Assignment :: For the word "Peak", return each line of the data in which it occurs.

Source material ::
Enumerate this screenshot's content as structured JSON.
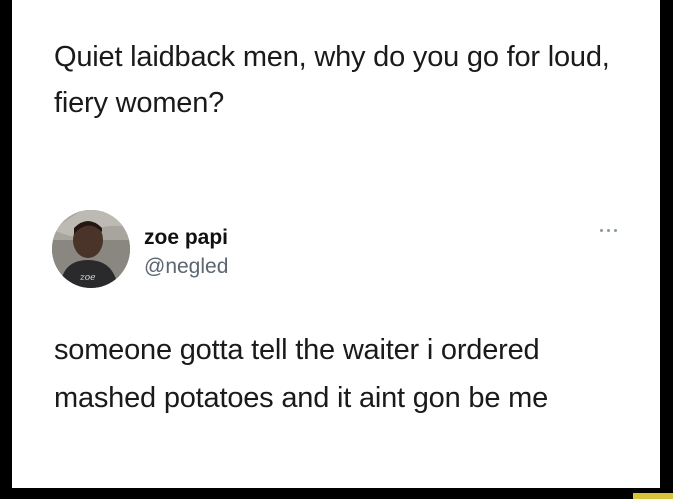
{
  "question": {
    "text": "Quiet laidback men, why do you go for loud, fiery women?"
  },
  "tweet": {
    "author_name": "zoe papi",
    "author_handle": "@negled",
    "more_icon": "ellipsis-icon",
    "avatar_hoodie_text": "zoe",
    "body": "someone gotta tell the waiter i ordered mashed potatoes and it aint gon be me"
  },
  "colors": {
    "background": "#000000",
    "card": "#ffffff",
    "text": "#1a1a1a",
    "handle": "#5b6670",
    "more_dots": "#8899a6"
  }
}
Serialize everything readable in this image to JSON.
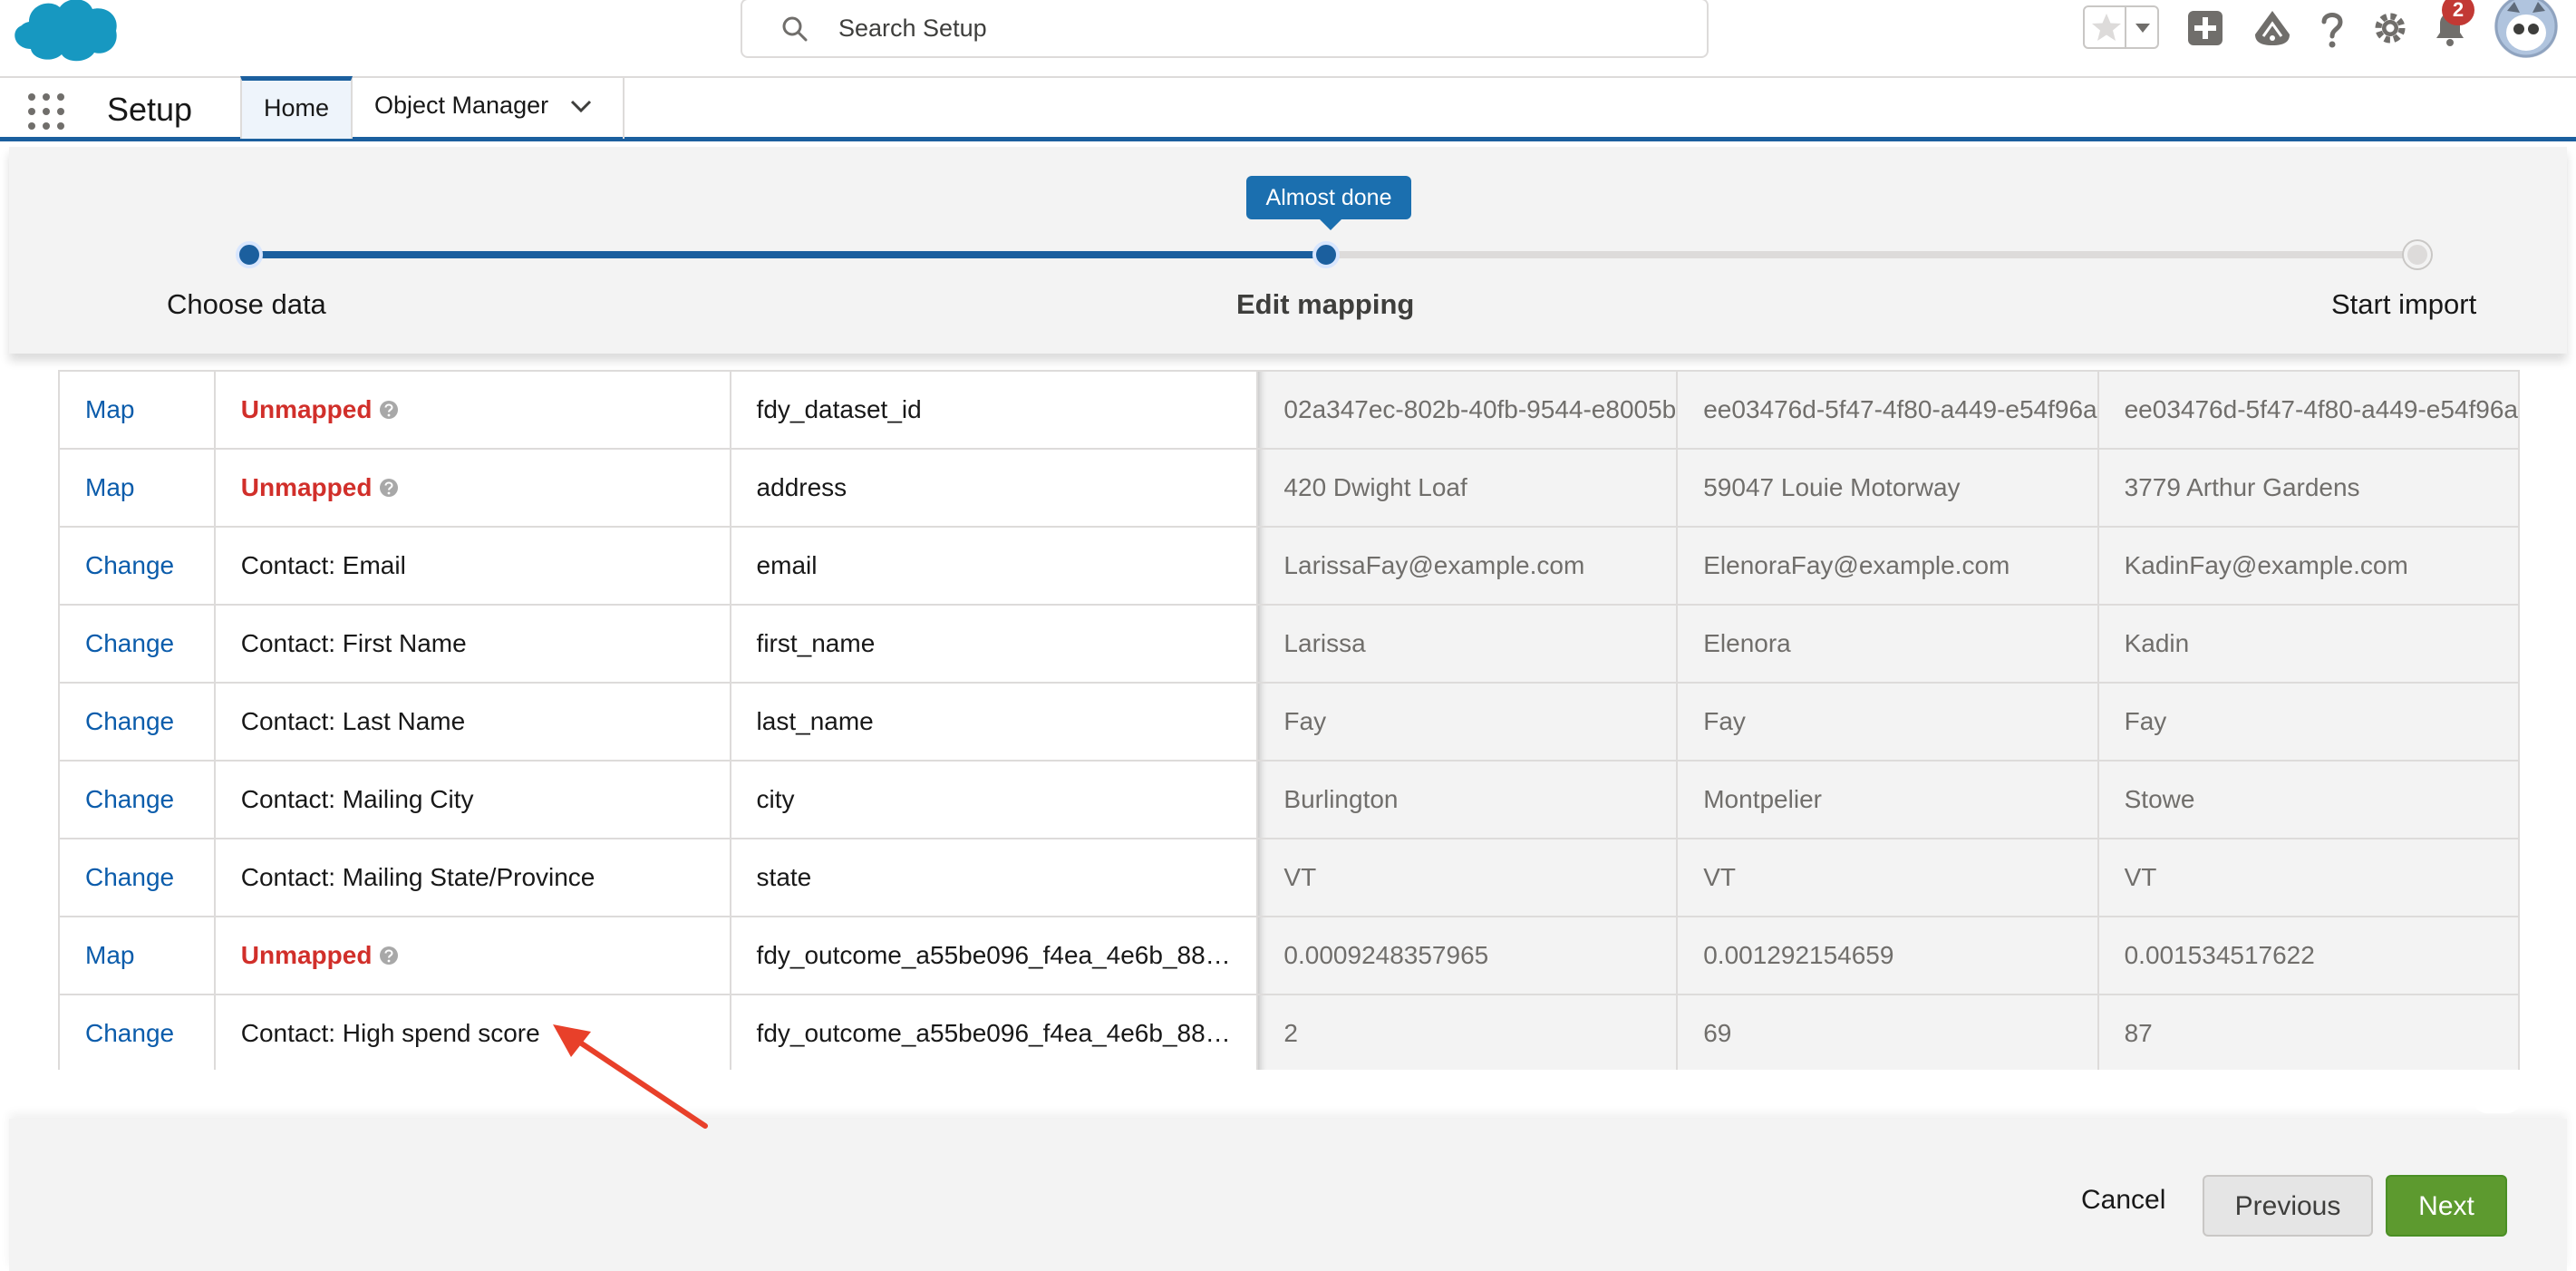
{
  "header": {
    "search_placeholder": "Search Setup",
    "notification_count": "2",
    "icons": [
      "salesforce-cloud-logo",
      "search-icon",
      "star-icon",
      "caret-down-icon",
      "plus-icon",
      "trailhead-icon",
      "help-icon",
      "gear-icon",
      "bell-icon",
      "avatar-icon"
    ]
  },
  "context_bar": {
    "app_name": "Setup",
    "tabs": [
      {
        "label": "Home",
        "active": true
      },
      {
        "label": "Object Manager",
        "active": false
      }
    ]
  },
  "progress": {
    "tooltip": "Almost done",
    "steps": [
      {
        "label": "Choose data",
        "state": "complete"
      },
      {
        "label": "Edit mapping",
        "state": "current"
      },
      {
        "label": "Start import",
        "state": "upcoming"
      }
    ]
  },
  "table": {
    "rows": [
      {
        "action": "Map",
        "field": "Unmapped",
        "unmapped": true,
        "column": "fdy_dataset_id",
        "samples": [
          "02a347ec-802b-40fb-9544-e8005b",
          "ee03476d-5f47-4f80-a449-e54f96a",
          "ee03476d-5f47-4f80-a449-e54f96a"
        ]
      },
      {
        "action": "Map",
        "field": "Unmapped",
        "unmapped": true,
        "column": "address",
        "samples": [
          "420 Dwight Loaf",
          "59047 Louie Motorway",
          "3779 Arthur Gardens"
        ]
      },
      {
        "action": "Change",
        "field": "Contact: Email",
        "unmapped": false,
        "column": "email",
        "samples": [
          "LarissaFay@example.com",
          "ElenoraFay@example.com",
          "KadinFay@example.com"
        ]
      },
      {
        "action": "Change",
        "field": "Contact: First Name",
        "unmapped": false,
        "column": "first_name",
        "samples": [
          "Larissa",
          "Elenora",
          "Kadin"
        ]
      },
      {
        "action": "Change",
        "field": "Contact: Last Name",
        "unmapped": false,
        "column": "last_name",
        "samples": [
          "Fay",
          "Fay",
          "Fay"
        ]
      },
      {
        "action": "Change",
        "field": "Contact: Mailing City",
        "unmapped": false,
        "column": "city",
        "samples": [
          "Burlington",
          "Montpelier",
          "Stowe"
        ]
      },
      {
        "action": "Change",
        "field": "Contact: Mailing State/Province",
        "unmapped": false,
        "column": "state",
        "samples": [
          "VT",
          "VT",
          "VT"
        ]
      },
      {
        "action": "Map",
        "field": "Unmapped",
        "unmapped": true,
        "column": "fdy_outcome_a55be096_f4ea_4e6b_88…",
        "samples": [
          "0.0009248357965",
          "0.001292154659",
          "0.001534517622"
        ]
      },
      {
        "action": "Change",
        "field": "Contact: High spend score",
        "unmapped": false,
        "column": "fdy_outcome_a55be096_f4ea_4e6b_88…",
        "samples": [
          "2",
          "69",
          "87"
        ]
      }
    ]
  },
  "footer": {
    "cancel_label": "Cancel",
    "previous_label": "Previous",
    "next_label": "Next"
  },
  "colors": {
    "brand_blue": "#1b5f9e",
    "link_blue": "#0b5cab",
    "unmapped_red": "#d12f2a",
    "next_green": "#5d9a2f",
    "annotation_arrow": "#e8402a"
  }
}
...
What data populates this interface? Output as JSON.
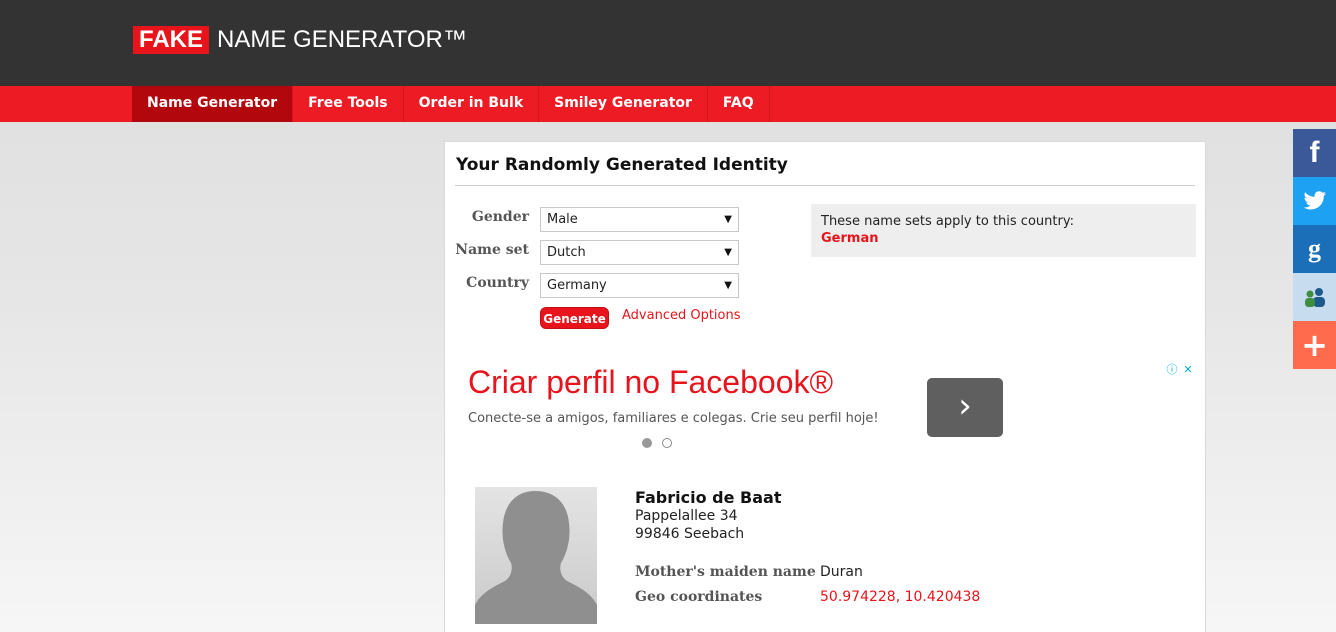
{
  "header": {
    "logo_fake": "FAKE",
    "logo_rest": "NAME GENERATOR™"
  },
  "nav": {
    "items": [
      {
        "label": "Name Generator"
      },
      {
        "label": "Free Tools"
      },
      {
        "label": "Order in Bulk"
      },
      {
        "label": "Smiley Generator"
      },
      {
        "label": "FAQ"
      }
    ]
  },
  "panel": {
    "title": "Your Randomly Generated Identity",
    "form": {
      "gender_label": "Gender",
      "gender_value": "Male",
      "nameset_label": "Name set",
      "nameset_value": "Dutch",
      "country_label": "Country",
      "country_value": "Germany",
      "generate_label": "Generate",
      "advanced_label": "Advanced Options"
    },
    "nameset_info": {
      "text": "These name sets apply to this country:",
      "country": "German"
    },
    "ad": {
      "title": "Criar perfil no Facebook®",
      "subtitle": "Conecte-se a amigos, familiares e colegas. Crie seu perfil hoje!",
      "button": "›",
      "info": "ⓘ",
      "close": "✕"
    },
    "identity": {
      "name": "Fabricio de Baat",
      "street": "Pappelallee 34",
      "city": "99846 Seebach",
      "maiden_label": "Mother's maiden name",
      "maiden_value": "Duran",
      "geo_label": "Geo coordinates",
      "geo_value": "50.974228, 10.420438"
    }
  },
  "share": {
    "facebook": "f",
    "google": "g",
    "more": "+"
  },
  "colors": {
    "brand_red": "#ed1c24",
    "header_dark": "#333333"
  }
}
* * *
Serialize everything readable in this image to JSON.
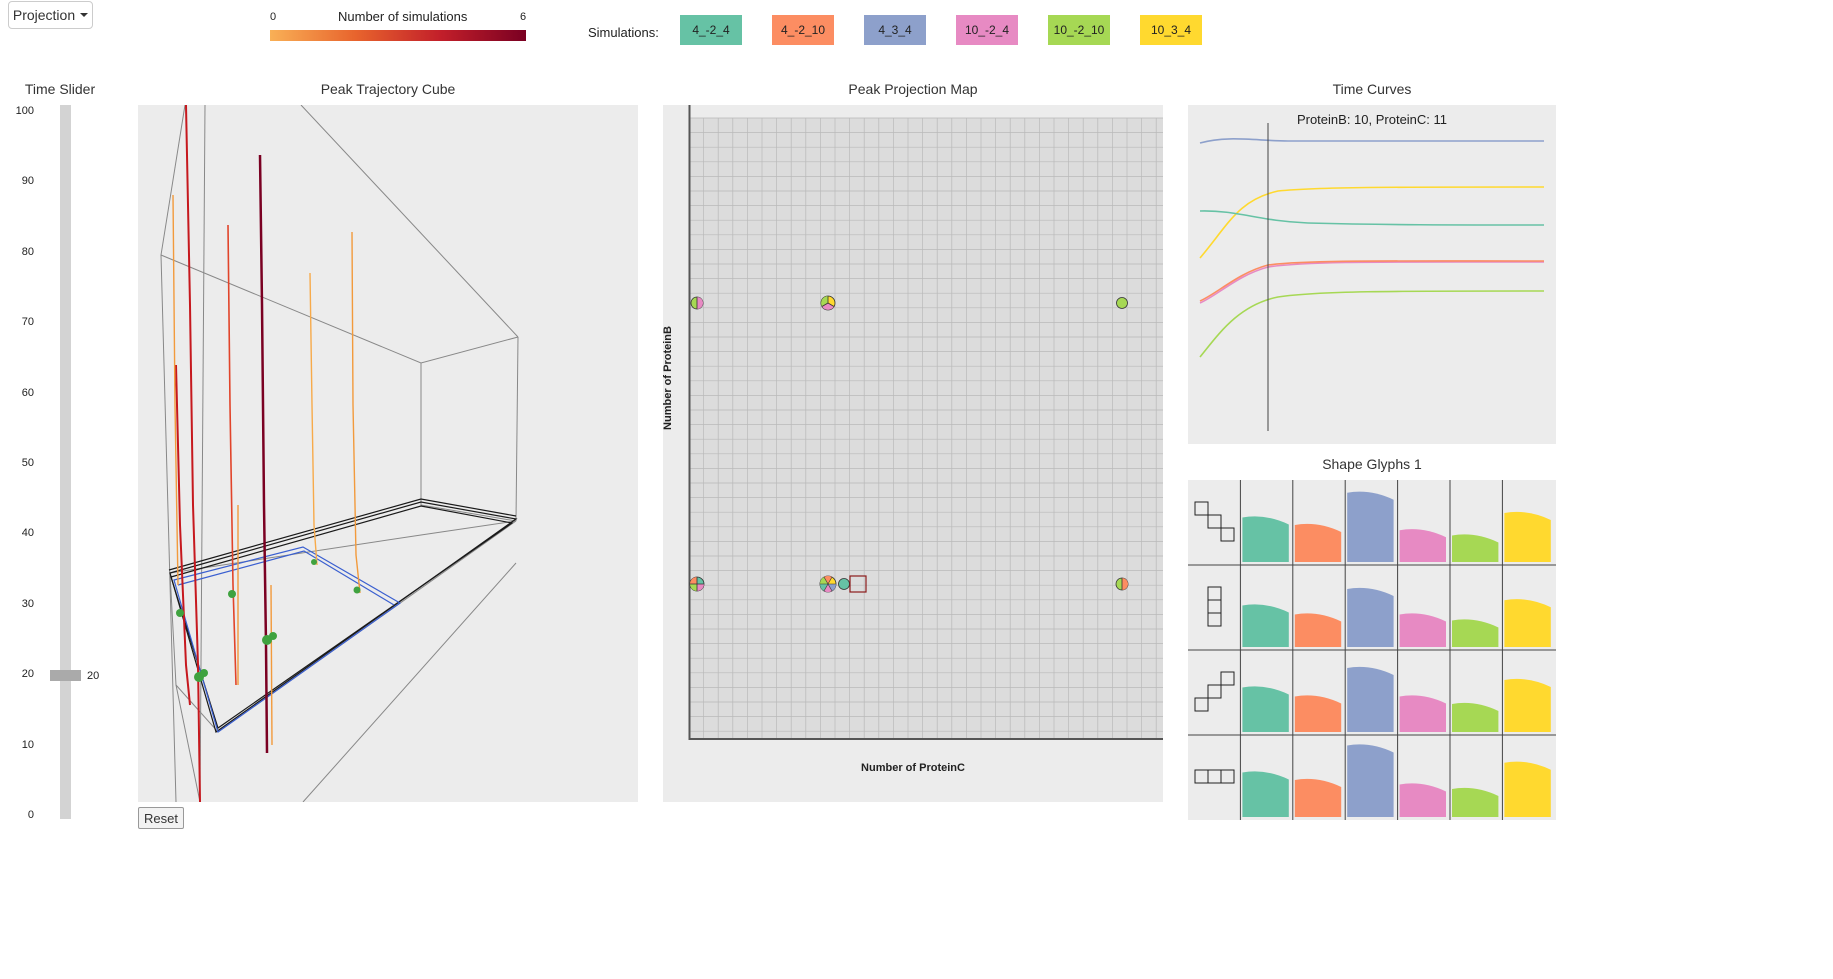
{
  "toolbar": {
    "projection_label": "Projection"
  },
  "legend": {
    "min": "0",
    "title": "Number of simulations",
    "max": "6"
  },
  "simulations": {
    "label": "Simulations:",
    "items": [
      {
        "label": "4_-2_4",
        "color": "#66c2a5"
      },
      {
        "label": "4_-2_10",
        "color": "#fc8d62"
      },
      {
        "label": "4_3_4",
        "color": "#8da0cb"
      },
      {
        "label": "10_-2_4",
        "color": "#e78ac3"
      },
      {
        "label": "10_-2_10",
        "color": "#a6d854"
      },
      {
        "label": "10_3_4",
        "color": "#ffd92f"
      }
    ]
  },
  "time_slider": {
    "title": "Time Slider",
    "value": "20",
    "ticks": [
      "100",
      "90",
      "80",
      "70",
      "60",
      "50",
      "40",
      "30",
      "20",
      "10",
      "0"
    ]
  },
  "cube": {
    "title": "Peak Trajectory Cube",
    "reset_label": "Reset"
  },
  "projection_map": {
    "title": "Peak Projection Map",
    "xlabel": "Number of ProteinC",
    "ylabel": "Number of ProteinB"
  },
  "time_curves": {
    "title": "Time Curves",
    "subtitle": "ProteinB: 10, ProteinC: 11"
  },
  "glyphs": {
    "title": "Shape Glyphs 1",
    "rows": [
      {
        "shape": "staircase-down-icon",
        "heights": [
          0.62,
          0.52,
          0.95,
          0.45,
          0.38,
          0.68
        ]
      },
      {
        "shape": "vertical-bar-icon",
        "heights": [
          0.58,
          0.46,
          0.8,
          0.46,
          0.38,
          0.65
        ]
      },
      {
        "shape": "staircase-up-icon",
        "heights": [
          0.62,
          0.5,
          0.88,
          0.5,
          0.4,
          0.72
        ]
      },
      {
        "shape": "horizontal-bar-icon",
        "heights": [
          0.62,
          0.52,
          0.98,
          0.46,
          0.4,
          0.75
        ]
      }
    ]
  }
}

Answer to the problem ::
    "title": "Peak Trajectory Cube",
    "title": "Peak Projection Map",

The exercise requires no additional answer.